Many of us today, loosely translate the term minimalism to mean “less is more” in design. However, there was more to it for Judd because he was concerned about the use of industrial materials, the ways objects are placed and their arrangements at the site. In fact, according to MoMa’s description of him, “Throughout his life, Judd continued to publish articles advocating the value of critical thought and the importance of artists to society.” As a result of this, at the core of Judd’s designs are his specifications regarding dimensions, material type, finish, and construction among other things. An authentic piece of Judd furniture is required to meet all of these specifications established by the artist himself during his lifetime. It’s also why authentic Judd furniture can be purchased only from the Judd Foundation. 

While it is not uncommon for designers to copy and designs to be copied, it is rare when this is addressed or amicably resolved between artists. The Messe Frankfurt Fair this year for instance introduced an anti-prize for a brand/company that was selling knockoffs or objects that infringed copyright policies. This anti-award is an attempt to raise awareness and make designers and brands feel protected about their work. The kicker is that this award is based on concerns raised by their current vendor list. There are many similar initiatives, but the basic idea is that the world of art and design currently runs on an honour system or self-policing when it comes to copying, replicating, or straight-up plagiarising. 

“In blatant disregard of Judd Foundation’s trademark and copyright rights, Clements Design manufactured and sold knockoff versions of the Donald Judd La Mansana Table and the Donald Judd Chair 84 to Ms. Kardashian,” reads the lawsuit filed by the foundation. It’s an obvious extension of Judd’s philosophy on the role of art in today’s rapidly connected and easily influenced world. 


Last year, it was reported that Kim Kardashian spent $100 million on a new Malibu property, despite winning the multi-million mansion she owned with Kanye in their divorce. So we know it isn’t about being able to afford work by the original artist himself. It might even seem like a miscommunication or misunderstanding between the design team and Clements but for the foundation, it’s bigger than that. They go on to say in their lawsuit, “Clements Design’s and Ms Kardashian’s actions harm Judd Foundation’s reputation by undermining its ability to control the quality of pieces sold under its trademarks, as well as its ability to control Mr Judd’s name and identity,” said the lawsuit. 

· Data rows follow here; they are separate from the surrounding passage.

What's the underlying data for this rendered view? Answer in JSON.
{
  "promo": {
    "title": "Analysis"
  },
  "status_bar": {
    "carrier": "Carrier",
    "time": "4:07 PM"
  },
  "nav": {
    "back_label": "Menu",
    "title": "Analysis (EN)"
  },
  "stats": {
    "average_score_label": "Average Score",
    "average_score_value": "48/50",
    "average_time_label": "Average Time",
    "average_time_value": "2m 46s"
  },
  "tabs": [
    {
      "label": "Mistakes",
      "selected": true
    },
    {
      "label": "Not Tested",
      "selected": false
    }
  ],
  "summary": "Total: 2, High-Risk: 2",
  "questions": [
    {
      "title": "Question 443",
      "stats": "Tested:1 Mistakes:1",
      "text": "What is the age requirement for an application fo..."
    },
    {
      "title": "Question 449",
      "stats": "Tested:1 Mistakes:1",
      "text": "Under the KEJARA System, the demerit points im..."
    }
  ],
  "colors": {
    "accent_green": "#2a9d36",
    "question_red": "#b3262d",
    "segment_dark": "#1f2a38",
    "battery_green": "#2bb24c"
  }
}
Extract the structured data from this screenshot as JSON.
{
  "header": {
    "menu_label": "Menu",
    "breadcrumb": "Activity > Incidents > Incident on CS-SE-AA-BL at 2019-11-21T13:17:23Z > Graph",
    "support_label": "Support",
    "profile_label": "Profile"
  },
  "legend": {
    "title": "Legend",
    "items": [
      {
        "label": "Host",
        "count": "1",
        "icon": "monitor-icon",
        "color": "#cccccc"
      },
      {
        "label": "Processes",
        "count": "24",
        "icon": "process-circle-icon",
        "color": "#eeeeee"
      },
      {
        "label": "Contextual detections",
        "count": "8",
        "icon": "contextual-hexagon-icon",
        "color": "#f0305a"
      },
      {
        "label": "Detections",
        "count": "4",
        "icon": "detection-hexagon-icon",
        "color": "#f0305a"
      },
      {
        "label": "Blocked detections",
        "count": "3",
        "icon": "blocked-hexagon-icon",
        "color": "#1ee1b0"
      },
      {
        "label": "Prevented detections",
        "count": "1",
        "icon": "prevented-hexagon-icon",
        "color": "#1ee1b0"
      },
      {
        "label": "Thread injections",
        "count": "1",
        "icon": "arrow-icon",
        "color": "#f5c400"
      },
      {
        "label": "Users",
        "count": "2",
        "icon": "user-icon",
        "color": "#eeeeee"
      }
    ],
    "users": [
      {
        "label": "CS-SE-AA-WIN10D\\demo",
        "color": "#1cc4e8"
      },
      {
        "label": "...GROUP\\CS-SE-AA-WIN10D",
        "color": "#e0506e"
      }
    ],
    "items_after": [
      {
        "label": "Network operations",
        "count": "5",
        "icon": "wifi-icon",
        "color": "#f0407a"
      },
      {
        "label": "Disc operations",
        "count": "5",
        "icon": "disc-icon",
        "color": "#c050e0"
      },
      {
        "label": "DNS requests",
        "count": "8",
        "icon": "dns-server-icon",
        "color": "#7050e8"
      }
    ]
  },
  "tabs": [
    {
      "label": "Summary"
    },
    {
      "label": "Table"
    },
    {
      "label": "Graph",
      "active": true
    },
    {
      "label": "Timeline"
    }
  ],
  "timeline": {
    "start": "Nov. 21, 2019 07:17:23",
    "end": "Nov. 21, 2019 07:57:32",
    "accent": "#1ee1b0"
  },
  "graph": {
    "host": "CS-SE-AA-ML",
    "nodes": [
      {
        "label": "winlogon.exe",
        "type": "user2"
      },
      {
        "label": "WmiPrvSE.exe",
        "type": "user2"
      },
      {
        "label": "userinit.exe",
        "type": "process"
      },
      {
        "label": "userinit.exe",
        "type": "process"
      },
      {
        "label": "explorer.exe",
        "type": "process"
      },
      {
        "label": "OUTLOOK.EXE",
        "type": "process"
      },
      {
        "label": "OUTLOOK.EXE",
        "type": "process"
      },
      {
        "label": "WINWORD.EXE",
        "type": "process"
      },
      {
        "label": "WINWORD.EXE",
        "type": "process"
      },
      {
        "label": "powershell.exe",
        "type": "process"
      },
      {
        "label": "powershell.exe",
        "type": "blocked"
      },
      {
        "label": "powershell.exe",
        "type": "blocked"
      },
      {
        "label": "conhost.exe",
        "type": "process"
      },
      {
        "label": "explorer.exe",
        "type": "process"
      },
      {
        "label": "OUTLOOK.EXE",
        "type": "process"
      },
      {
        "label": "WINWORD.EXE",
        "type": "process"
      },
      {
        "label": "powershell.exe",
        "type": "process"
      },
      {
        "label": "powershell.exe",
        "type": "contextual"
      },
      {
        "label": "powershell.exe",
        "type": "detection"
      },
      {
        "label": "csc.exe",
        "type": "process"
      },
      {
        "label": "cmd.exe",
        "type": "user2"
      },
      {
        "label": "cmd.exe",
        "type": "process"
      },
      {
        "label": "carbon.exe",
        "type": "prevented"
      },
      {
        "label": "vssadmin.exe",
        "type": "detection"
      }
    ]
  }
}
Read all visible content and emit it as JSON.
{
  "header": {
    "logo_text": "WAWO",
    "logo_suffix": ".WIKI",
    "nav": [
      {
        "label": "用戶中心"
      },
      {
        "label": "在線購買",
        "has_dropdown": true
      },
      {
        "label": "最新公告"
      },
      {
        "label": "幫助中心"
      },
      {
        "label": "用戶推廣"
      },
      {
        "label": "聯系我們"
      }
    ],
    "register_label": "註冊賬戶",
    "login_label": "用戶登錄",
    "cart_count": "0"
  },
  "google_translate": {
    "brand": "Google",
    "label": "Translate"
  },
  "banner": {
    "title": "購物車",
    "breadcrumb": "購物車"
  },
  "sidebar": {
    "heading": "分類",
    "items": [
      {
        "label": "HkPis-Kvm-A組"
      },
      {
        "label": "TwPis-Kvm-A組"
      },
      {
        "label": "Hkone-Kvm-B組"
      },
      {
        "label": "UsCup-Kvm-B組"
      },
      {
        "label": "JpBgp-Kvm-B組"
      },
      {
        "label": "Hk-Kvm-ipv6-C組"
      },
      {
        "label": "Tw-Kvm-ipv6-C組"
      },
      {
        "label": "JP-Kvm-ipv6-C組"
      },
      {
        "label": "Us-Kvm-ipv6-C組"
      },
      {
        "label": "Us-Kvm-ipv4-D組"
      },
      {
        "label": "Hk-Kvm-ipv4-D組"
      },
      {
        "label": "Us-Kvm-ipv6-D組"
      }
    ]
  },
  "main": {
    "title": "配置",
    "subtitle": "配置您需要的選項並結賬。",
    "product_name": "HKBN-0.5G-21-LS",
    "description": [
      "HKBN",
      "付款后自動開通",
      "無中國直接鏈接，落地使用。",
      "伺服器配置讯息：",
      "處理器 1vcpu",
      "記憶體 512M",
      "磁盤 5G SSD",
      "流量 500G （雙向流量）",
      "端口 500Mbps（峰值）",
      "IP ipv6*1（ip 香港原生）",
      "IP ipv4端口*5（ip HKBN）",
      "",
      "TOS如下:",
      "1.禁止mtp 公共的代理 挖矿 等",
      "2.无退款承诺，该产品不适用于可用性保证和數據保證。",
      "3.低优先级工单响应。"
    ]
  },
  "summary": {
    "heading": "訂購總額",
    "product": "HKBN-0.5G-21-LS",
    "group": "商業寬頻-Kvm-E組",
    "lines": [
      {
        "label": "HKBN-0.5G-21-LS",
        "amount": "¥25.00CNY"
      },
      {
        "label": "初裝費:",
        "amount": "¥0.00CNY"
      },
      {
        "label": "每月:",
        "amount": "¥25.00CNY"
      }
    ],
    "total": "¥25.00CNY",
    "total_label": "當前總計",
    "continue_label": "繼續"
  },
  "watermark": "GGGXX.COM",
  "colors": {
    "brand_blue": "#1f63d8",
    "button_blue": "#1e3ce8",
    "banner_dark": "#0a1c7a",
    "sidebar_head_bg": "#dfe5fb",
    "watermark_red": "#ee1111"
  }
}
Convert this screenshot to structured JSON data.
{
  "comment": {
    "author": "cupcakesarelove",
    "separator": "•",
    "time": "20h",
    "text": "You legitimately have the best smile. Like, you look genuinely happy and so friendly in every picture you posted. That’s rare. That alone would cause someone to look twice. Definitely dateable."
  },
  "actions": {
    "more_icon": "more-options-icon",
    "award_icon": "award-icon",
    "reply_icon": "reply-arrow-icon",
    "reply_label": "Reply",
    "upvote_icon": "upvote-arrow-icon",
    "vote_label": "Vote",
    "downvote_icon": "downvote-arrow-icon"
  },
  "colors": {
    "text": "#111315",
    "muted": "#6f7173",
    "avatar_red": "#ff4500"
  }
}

We don’t know if the lawsuit speaks for all designers when they take such a bold stance against imitation and redistribution but we do know the repercussions of getting caught showing off dupes in your brand-new luxurious 40,000 sq ft office.